Senators McGovern and John F Kennedy and Aberdeen
George McGovern had decided to run against the pipe smoking communist hunter, Senator Karl E. Mundt. Senator John F. Kennedy had agreed to a campaign appearance in Aberdeen.
Parnell, I think, started for Aberdeen and must have succumbed to his Irish ways because Bob Haeder and I received a call from Huron from Parnell. Would Bob and I like to be his guests at the Kennedy rally in Aberdeen?
Parnell had figured out the necessity of a “designated driver” long before it became in vogue. When we got to Huron I drove. Upon arriving in Aberdeen Parnell was in 7th heaven what with meeting John F. Kennedy, soon to be Mr. President and the first Irish Catholic ever and didn’t that make him a reason for our Irish Catholic Parnell to celebrate.
Driving that Attorney General’s car home- no Governor Janklow I did not turn on the flashing red light- I wondered how we could make Parnell understand he had a problem, especially when he drove the State’s Attorney Generals car.
Why I did it I really can’t tell you but sometimes impish thoughts come throught your mind and you fail to recognize the boundaries that society demands.

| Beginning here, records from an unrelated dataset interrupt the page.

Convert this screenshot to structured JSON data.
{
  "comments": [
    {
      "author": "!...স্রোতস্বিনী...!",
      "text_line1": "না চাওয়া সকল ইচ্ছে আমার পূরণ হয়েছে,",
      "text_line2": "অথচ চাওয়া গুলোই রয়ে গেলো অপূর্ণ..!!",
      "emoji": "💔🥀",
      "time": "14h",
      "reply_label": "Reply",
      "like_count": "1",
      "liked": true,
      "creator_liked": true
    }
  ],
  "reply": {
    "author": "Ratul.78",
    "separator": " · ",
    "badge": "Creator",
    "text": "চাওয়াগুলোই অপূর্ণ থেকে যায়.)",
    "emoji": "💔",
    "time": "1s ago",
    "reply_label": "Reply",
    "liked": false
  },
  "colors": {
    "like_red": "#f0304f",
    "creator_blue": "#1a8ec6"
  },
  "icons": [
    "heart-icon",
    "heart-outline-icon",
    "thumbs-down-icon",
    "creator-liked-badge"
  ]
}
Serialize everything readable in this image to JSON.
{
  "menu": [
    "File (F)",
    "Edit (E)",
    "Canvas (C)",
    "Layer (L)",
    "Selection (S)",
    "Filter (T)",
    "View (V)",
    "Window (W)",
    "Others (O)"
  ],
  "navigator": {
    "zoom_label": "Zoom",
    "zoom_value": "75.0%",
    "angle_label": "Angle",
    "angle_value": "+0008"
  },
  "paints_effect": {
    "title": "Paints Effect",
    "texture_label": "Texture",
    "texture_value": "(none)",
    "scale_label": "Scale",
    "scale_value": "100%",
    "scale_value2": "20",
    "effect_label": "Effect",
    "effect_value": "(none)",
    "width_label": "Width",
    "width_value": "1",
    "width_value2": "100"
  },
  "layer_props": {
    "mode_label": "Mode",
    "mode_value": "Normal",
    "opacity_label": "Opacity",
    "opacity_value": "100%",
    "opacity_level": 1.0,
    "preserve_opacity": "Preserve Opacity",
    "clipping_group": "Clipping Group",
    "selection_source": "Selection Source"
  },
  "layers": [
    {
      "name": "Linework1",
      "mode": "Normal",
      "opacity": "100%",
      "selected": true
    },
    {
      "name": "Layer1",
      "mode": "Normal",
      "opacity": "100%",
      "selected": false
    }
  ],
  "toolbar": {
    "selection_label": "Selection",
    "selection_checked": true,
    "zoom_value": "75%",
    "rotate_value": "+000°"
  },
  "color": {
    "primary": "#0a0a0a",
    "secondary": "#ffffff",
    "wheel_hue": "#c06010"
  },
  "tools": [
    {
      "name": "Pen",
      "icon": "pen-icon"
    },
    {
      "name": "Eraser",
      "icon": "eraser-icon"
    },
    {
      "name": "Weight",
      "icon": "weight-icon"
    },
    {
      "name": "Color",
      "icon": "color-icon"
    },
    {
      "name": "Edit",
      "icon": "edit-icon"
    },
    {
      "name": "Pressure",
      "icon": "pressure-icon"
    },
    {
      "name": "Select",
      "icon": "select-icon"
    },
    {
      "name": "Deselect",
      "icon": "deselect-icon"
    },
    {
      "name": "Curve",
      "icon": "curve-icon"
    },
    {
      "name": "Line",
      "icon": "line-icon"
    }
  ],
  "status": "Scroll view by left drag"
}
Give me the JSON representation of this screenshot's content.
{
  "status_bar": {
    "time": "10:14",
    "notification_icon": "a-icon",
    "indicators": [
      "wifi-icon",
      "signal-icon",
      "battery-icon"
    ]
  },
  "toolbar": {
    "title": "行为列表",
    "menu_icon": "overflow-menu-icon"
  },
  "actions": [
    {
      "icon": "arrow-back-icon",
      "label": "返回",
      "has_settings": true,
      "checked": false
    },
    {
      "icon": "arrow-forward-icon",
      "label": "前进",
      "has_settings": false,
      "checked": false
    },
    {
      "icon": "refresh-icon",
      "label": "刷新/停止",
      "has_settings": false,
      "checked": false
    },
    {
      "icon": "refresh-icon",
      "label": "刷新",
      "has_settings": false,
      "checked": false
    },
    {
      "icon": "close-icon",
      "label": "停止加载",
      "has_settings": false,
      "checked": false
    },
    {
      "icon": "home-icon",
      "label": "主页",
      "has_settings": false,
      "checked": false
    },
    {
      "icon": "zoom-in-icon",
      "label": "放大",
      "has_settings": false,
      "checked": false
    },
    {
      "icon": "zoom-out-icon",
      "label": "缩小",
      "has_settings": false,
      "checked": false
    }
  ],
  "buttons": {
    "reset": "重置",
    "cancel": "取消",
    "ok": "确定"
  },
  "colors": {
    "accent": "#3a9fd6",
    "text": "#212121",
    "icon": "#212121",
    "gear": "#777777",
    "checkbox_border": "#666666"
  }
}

On the way back to Pierre I noticed a growing corn field that had an unfenced approach. I raced the motor and I turned off. the highway and went crashing about 30 feet through that corn field, honking my horn and yelling “We've done it now, Parnell!"
Parnell, who was a sound asleep beer drinking bundle of joy in the back seat jumped out the door and proceeded to hunker down and hide in the corn field, hoping to escape the investigation by the Highway Patrol that was sure to follow this “accident”
Bob Haeder, the more reserved and perhaps more intelligent of us two calmly talked Parnell back into the car apologizing for Simpson’s crude joke.
Did Parnell learn his lesson? Read on .
The money saving campaign trip
Parnell would be defeated in the General election of 1960 by our old friend A.C.Miller.
Prior to that election Parnell came to me and said “Jack” you have a bunch of hearings set for Yankton, Mitchell and Sioux Falls.”
“Is it all right if I ride along and campaign in those cities while you are having your hearing?’ Thinking nothing of it at the time, after all he was my boss, I agreed.
I checked out a state car and remembering how many times “rat faced” Shultz of John Penne’s office had redlined my vouchers in the past, never mentioned that I would have Parnell as a ride along.
I drove to Yankton and had a hearing with Don Bierle. After the hearing I left the courthouse with Don and looking around told Don that my car was missing.
“Ill call the Sheriff” Don said.
Now Don was a loyal republican, but I trusted him.’ That's back when the loyal opposition could ne trusted. "I can’t call the sheriff, Don" and I explained my dilemma. Beside I guessed that Parnell had probably left town and was headed for Sioux Falls where one of the Kennedys would speak at a near by “plowing contest”.
Don found an old law school friend, of mine , John Kabeiseman who drove me to Sioux Falls for my hearings. My files were all with my checked out state car, but I fumbled through the hearings with the help of the lawyers on both sides.
I couldn’t’ explain to them how the files were lost so I had to play the part of just being absent minded like A.C, Miller. I could not find Parnell. Two days had gone by and he had my checked out state car and files.
My next stop was Mitchell. I called the Sheriff of Davison County, who was a friend of Parnell’s and he came and drove me to my next hearing in Mitchell. I was able to have the hearings and at the end Tom Foye of Rapid City took me back to Pierre on his return to Rapid City.
Fortunately Parnell and the state car turned up. With some busy arithmetic, I was able to submit my travel voucher and got past the all encompassing eyes of “rat faced” Schultz.
SO HELP ME GOD
Bob Frieberg and Travis Lewin have sent a story about AC and my old claasmate Travis Lewin is sending some Parnell stories when they both worked in Bud Doyle’s US Attorney office.
Johnson and Johnson, Herman and Simpson, Day and Maule with a sprinkling of Freddie Cozad-and turtle soup next.